The idea is for an even split between what goes into the alliance so each port receives 50 percent of the revenues and profits. The valuation was a stumbling block for the commissioners, though.
Currently, the valuation of the assets put into the alliance is $316.3 million for Tacoma and $329.6 million for Seattle, which makes the split 51 percent for Seattle and 49 percent for Tacoma. A breakout of asset valuations has not been released.
Port of Seattle Deputy Chief Executive Officer Kurt Beckett, who will be the alliance’s deputy CEO of operations, has said the intent is still a 50/50 split. He said the numbers will not be locked in until the end of the year, and will be revisited in 2017.
Included are all container terminals and associated industrial properties, as well as log, auto and break-bulk facilities.
Kept out of the alliance are both ports’ grain terminals, Seattle’s aviation division, marinas, Fishermen’s Terminal and cruise terminals, as well as some real estate that does not support the maritime cargo.
In Tacoma, the assets outside the alliance are industrial real-estate facilities, including the proposed locations of Northwest Innovation Works, a facility to convert natural gas to methanol, and Puget Sound Energy’s planned Liquefied Natural Gas facility site.
What are other West Coast ports doing?
Southern California and British Columbia are investing hundreds of millions of dollars to upgrade terminals and surrounding infrastructure to get big-ship ready. Prince Rupert, for example, has plans to spend $158 million to increase container capacity to 1.3 million TEUs a year to enhance the Canadian gateway’s growing role in North American trans-Pacific trade.
The Port of Long Beach, Calif., has $3 billion worth of bridge-replacement, terminal-modernization and rail projects on the books for the next decade.

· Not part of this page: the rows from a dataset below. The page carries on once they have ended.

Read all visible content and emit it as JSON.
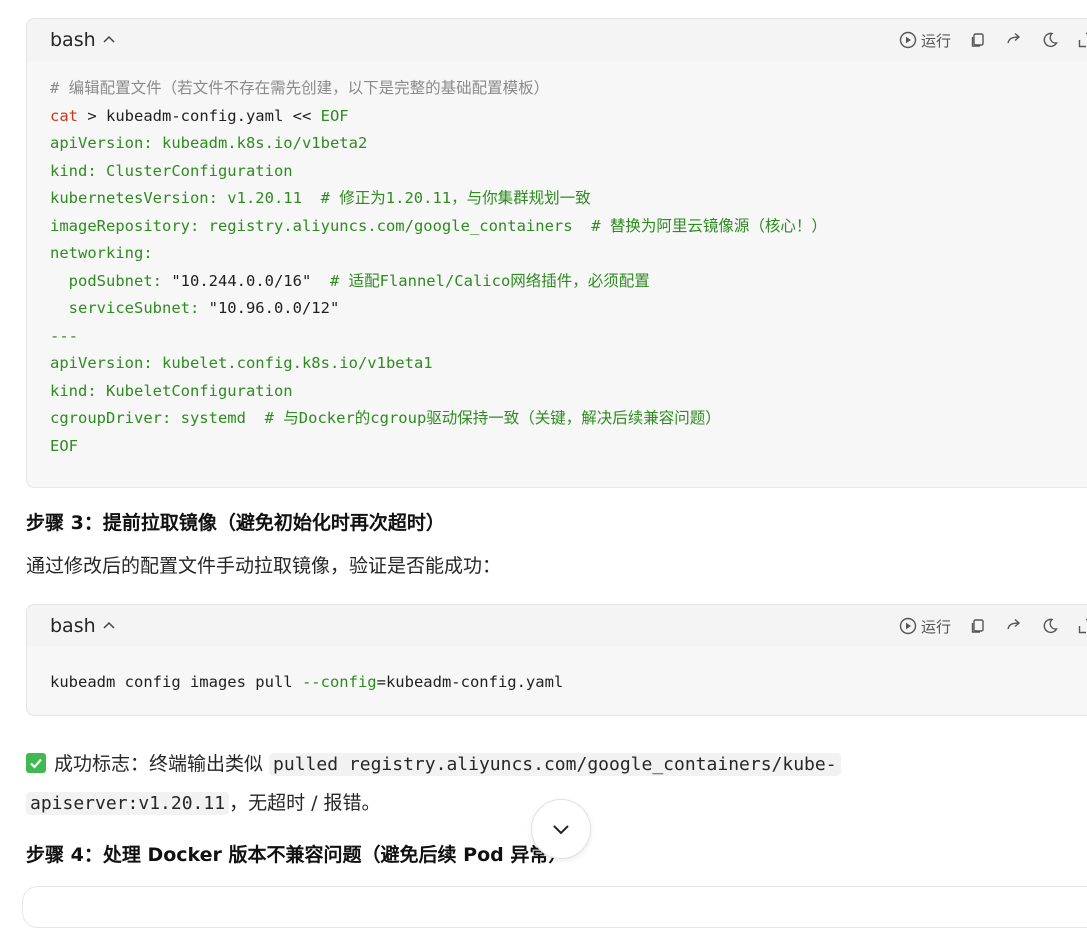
{
  "block1": {
    "lang": "bash",
    "run_label": "运行",
    "lines": [
      [
        {
          "t": "# 编辑配置文件（若文件不存在需先创建，以下是完整的基础配置模板）",
          "c": "c-comment"
        }
      ],
      [
        {
          "t": "cat",
          "c": "c-cmd"
        },
        {
          "t": " > kubeadm-config.yaml << ",
          "c": "c-op"
        },
        {
          "t": "EOF",
          "c": "c-kw"
        }
      ],
      [
        {
          "t": "apiVersion: kubeadm.k8s.io/v1beta2",
          "c": "c-yaml"
        }
      ],
      [
        {
          "t": "kind: ClusterConfiguration",
          "c": "c-yaml"
        }
      ],
      [
        {
          "t": "kubernetesVersion: v1.20.11  # 修正为1.20.11，与你集群规划一致",
          "c": "c-yaml"
        }
      ],
      [
        {
          "t": "imageRepository: registry.aliyuncs.com/google_containers  # 替换为阿里云镜像源（核心！）",
          "c": "c-yaml"
        }
      ],
      [
        {
          "t": "networking:",
          "c": "c-yaml"
        }
      ],
      [
        {
          "t": "  podSubnet: ",
          "c": "c-yaml"
        },
        {
          "t": "\"10.244.0.0/16\"",
          "c": "c-str"
        },
        {
          "t": "  # 适配Flannel/Calico网络插件，必须配置",
          "c": "c-yaml"
        }
      ],
      [
        {
          "t": "  serviceSubnet: ",
          "c": "c-yaml"
        },
        {
          "t": "\"10.96.0.0/12\"",
          "c": "c-str"
        }
      ],
      [
        {
          "t": "---",
          "c": "c-yaml"
        }
      ],
      [
        {
          "t": "apiVersion: kubelet.config.k8s.io/v1beta1",
          "c": "c-yaml"
        }
      ],
      [
        {
          "t": "kind: KubeletConfiguration",
          "c": "c-yaml"
        }
      ],
      [
        {
          "t": "cgroupDriver: systemd  # 与Docker的cgroup驱动保持一致（关键，解决后续兼容问题）",
          "c": "c-yaml"
        }
      ],
      [
        {
          "t": "EOF",
          "c": "c-yaml"
        }
      ]
    ]
  },
  "step3": {
    "heading": "步骤 3：提前拉取镜像（避免初始化时再次超时）",
    "text": "通过修改后的配置文件手动拉取镜像，验证是否能成功："
  },
  "block2": {
    "lang": "bash",
    "run_label": "运行",
    "lines": [
      [
        {
          "t": "kubeadm config images pull ",
          "c": "c-op"
        },
        {
          "t": "--config",
          "c": "c-kw"
        },
        {
          "t": "=kubeadm-config.yaml",
          "c": "c-op"
        }
      ]
    ]
  },
  "success": {
    "label": "成功标志：终端输出类似 ",
    "code": "pulled registry.aliyuncs.com/google_containers/kube-",
    "code2": "apiserver:v1.20.11",
    "tail": "，无超时 / 报错。"
  },
  "step4": {
    "heading": "步骤 4：处理 Docker 版本不兼容问题（避免后续 Pod 异常）"
  },
  "colors": {
    "check": "#3fb950",
    "comment": "#8a8a8a",
    "yaml": "#2e8b1f",
    "cmd": "#d1361d"
  }
}
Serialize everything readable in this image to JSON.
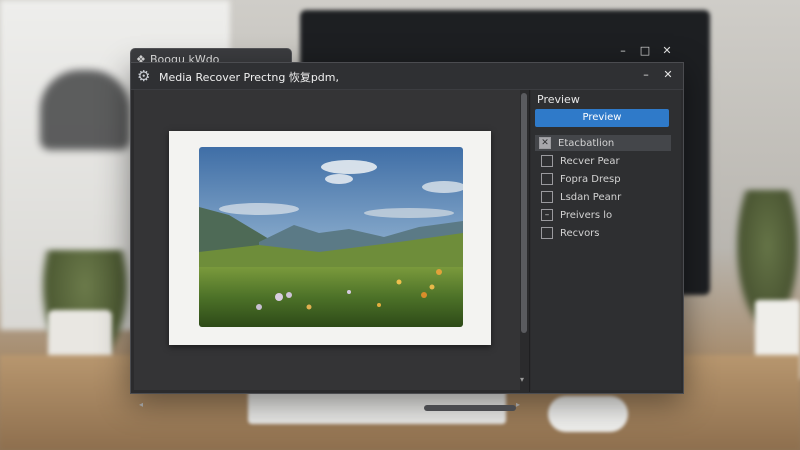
{
  "back_window": {
    "title": "Boogu kWdo"
  },
  "main_window": {
    "title": "Media Recover Prectng 恢复pdm,",
    "controls": {
      "minimize": "–",
      "maximize": "□",
      "close": "✕"
    }
  },
  "back_controls": {
    "minimize": "–",
    "maximize": "□",
    "close": "✕"
  },
  "panel": {
    "title": "Preview",
    "preview_button": "Preview",
    "options": [
      {
        "label": "Etacbatlion",
        "checked": true,
        "selected": true
      },
      {
        "label": "Recver Pear",
        "checked": false,
        "selected": false
      },
      {
        "label": "Fopra Dresp",
        "checked": false,
        "selected": false
      },
      {
        "label": "Lsdan Peanr",
        "checked": false,
        "selected": false
      },
      {
        "label": "Preivers lo",
        "checked": true,
        "selected": false
      },
      {
        "label": "Recvors",
        "checked": false,
        "selected": false
      }
    ]
  },
  "icons": {
    "app": "gear-icon",
    "back_app": "app-icon"
  },
  "colors": {
    "accent": "#2f7ac9",
    "window_bg": "#2b2b2d",
    "panel_bg": "#2e2f31"
  }
}
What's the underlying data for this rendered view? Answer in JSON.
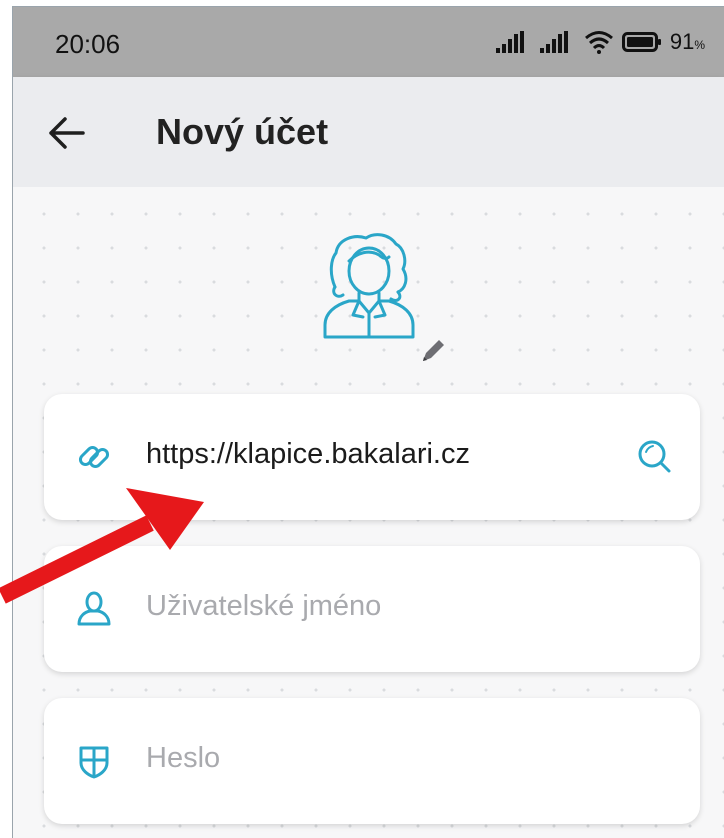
{
  "status_bar": {
    "time": "20:06",
    "battery": "91",
    "battery_unit": "%",
    "icons": [
      "signal-icon",
      "signal-icon",
      "wifi-icon",
      "battery-icon"
    ]
  },
  "app_bar": {
    "title": "Nový účet",
    "back_icon": "arrow-left-icon"
  },
  "avatar": {
    "icon": "woman-avatar-icon",
    "edit_icon": "pencil-icon"
  },
  "form": {
    "server": {
      "value": "https://klapice.bakalari.cz",
      "icon": "link-icon",
      "action_icon": "search-icon"
    },
    "username": {
      "placeholder": "Uživatelské jméno",
      "value": "",
      "icon": "user-icon"
    },
    "password": {
      "placeholder": "Heslo",
      "value": "",
      "icon": "shield-icon"
    }
  },
  "colors": {
    "accent": "#2aa6c8",
    "status_bar": "#a9a9a9",
    "app_bar": "#ebecef",
    "annotation_arrow": "#e6181b"
  }
}
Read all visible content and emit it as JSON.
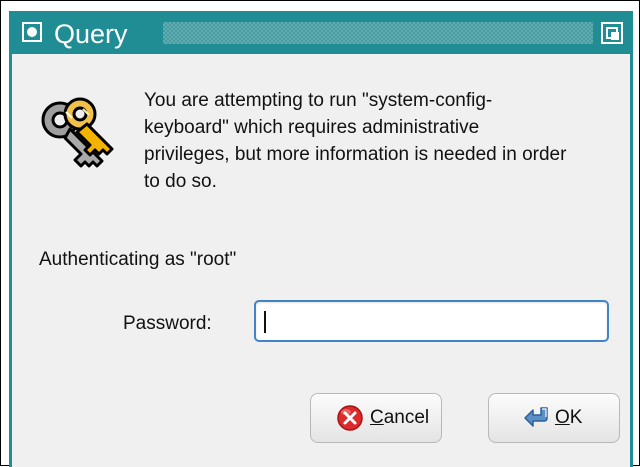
{
  "window": {
    "title": "Query"
  },
  "dialog": {
    "message": "You are attempting to run \"system-config-\nkeyboard\" which requires administrative\nprivileges, but more information is needed in order\nto do so.",
    "authenticating_text": "Authenticating as \"root\"",
    "password_label": "Password:",
    "password_value": ""
  },
  "buttons": {
    "cancel": {
      "mnemonic": "C",
      "rest": "ancel"
    },
    "ok": {
      "mnemonic": "O",
      "rest": "K"
    }
  },
  "icons": {
    "dialog_icon": "keys-icon",
    "cancel_icon": "cancel-icon",
    "ok_icon": "ok-arrow-icon",
    "titlebar_left": "window-menu-icon",
    "titlebar_right": "maximize-icon"
  },
  "colors": {
    "titlebar": "#1f8d93",
    "field_border": "#3f85c8",
    "cancel_red": "#dd2a2a",
    "ok_blue": "#5a90c8"
  }
}
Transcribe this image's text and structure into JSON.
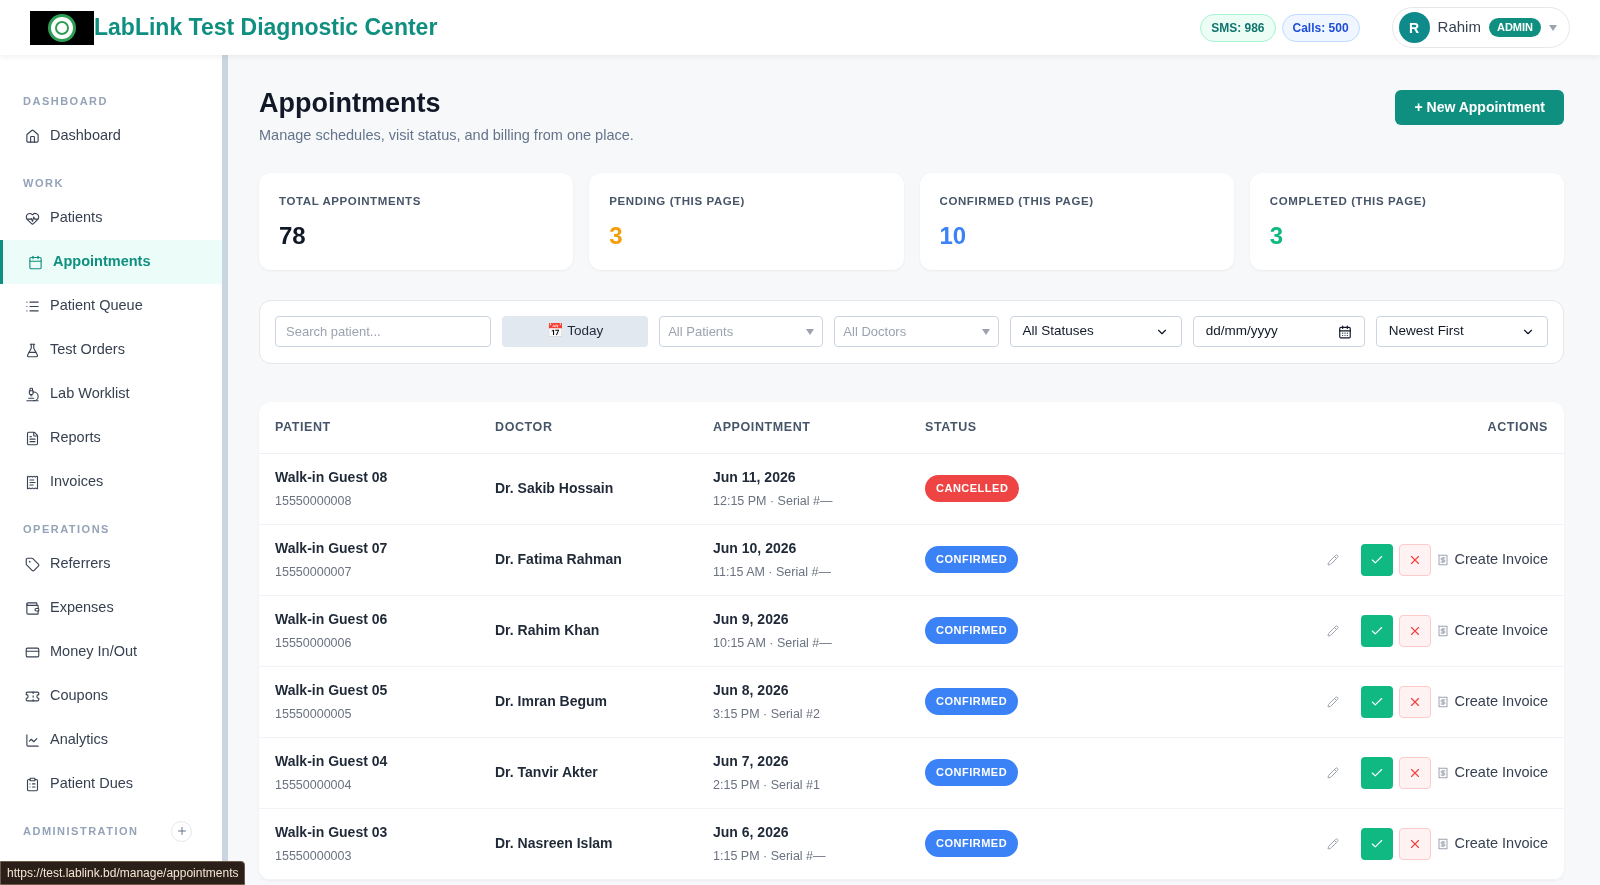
{
  "header": {
    "brand": "LabLink Test Diagnostic Center",
    "sms": "SMS: 986",
    "calls": "Calls: 500",
    "user": {
      "initial": "R",
      "name": "Rahim",
      "role": "ADMIN"
    }
  },
  "sidebar": {
    "sections": [
      {
        "title": "DASHBOARD",
        "kind": "group",
        "items": [
          {
            "label": "Dashboard",
            "selected": false
          }
        ]
      },
      {
        "title": "WORK",
        "kind": "group",
        "items": [
          {
            "label": "Patients",
            "selected": false
          },
          {
            "label": "Appointments",
            "selected": true
          },
          {
            "label": "Patient Queue",
            "selected": false
          },
          {
            "label": "Test Orders",
            "selected": false
          },
          {
            "label": "Lab Worklist",
            "selected": false
          },
          {
            "label": "Reports",
            "selected": false
          },
          {
            "label": "Invoices",
            "selected": false
          }
        ]
      },
      {
        "title": "OPERATIONS",
        "kind": "group",
        "items": [
          {
            "label": "Referrers",
            "selected": false
          },
          {
            "label": "Expenses",
            "selected": false
          },
          {
            "label": "Money In/Out",
            "selected": false
          },
          {
            "label": "Coupons",
            "selected": false
          },
          {
            "label": "Analytics",
            "selected": false
          },
          {
            "label": "Patient Dues",
            "selected": false
          }
        ]
      },
      {
        "title": "ADMINISTRATION",
        "kind": "collapsible"
      }
    ]
  },
  "page": {
    "title": "Appointments",
    "subtitle": "Manage schedules, visit status, and billing from one place.",
    "new_button": "+ New Appointment"
  },
  "stats": [
    {
      "label": "TOTAL APPOINTMENTS",
      "value": "78",
      "color": "#111827"
    },
    {
      "label": "PENDING (THIS PAGE)",
      "value": "3",
      "color": "#f59e0b"
    },
    {
      "label": "CONFIRMED (THIS PAGE)",
      "value": "10",
      "color": "#3b82f6"
    },
    {
      "label": "COMPLETED (THIS PAGE)",
      "value": "3",
      "color": "#10b981"
    }
  ],
  "filters": {
    "search_placeholder": "Search patient...",
    "today": "📅 Today",
    "patients": "All Patients",
    "doctors": "All Doctors",
    "status": "All Statuses",
    "date": "dd/mm/yyyy",
    "sort": "Newest First"
  },
  "table": {
    "columns": [
      "PATIENT",
      "DOCTOR",
      "APPOINTMENT",
      "STATUS",
      "ACTIONS"
    ],
    "rows": [
      {
        "patient": "Walk-in Guest 08",
        "phone": "15550000008",
        "doctor": "Dr. Sakib Hossain",
        "date": "Jun 11, 2026",
        "time": "12:15 PM · Serial #—",
        "status": "CANCELLED",
        "color": "#ef4444"
      },
      {
        "patient": "Walk-in Guest 07",
        "phone": "15550000007",
        "doctor": "Dr. Fatima Rahman",
        "date": "Jun 10, 2026",
        "time": "11:15 AM · Serial #—",
        "status": "CONFIRMED",
        "color": "#3b82f6",
        "invoice": "Create Invoice"
      },
      {
        "patient": "Walk-in Guest 06",
        "phone": "15550000006",
        "doctor": "Dr. Rahim Khan",
        "date": "Jun 9, 2026",
        "time": "10:15 AM · Serial #—",
        "status": "CONFIRMED",
        "color": "#3b82f6",
        "invoice": "Create Invoice"
      },
      {
        "patient": "Walk-in Guest 05",
        "phone": "15550000005",
        "doctor": "Dr. Imran Begum",
        "date": "Jun 8, 2026",
        "time": "3:15 PM · Serial #2",
        "status": "CONFIRMED",
        "color": "#3b82f6",
        "invoice": "Create Invoice"
      },
      {
        "patient": "Walk-in Guest 04",
        "phone": "15550000004",
        "doctor": "Dr. Tanvir Akter",
        "date": "Jun 7, 2026",
        "time": "2:15 PM · Serial #1",
        "status": "CONFIRMED",
        "color": "#3b82f6",
        "invoice": "Create Invoice"
      },
      {
        "patient": "Walk-in Guest 03",
        "phone": "15550000003",
        "doctor": "Dr. Nasreen Islam",
        "date": "Jun 6, 2026",
        "time": "1:15 PM · Serial #—",
        "status": "CONFIRMED",
        "color": "#3b82f6",
        "invoice": "Create Invoice"
      }
    ]
  },
  "status_bar": {
    "url": "https://test.lablink.bd/manage/appointments"
  }
}
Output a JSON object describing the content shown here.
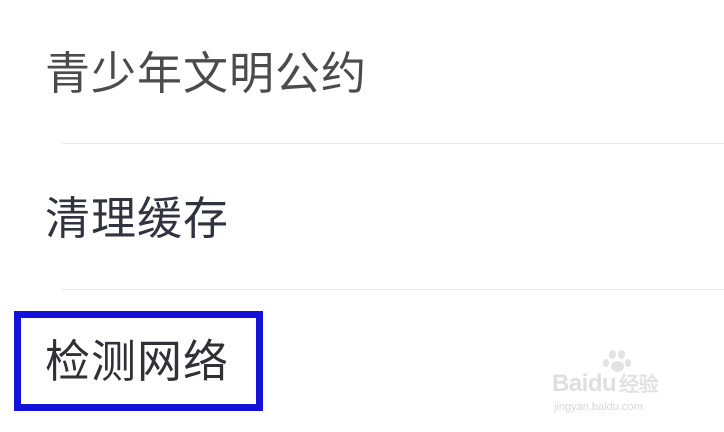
{
  "settings": {
    "items": [
      {
        "label": "青少年文明公约"
      },
      {
        "label": "清理缓存"
      },
      {
        "label": "检测网络",
        "highlighted": true
      }
    ]
  },
  "annotation": {
    "highlight_color": "#1412d8"
  },
  "watermark": {
    "brand": "Baidu",
    "brand_suffix": "经验",
    "url": "jingyan.baidu.com",
    "icon": "paw-icon"
  }
}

While Seattle and Tacoma have naturally deep waterways that can accommodate megaships with little or no dredging, they will not be able to handle multiple ships of that size without upgraded terminals and surrounding infrastructure.
What does this mean for taxpayers?
Dan Thomas, chief financial officer for the Port of Seattle, said King County’s property-tax levy is not being used for seaport investments. In 2009, the commissioners voted to stop using levy funds for seaport purposes because container revenue was strong.
The tax levy is mainly used to support the Fishermen’s Terminal, which is not self-sustaining, and for environmental remediation and paying back bond debt.
The Port also agreed to fund up to $300 million for the Highway 99 tunnel project with levy funds.
Thomas said the levy could potentially support investments in the Seaport Alliance, but because the two ports would split the cost of any improvements at the terminals, “you would hope there is less need for capital investment in general.”
“But that still remains to be seen,” he said.
Levy funds are probably “the last thing we would look at for funding the alliance,” Thomas said. “We would hope to fund it with cash and revenue bonds and those kinds of sources.”
How will it be run?
In terms of governance, the Seaport Alliance will be similar to Pike Place Market and the Seattle Art Museum, which are public-development authorities.
Gov. Jay Inslee signed a bill giving the ports that ability in April. The tax-exempt port-development authority will make the alliance a separate entity from the ports for contracting, auditing and reporting purposes. It will be governed by the 10 members of the two port commissions.
Port of Tacoma CEO John Wolfe will serve as the CEO of the Seaport Alliance and remain in his current position. By the end of five years, the Port of Tacoma is expected to make the port CEO a separate position.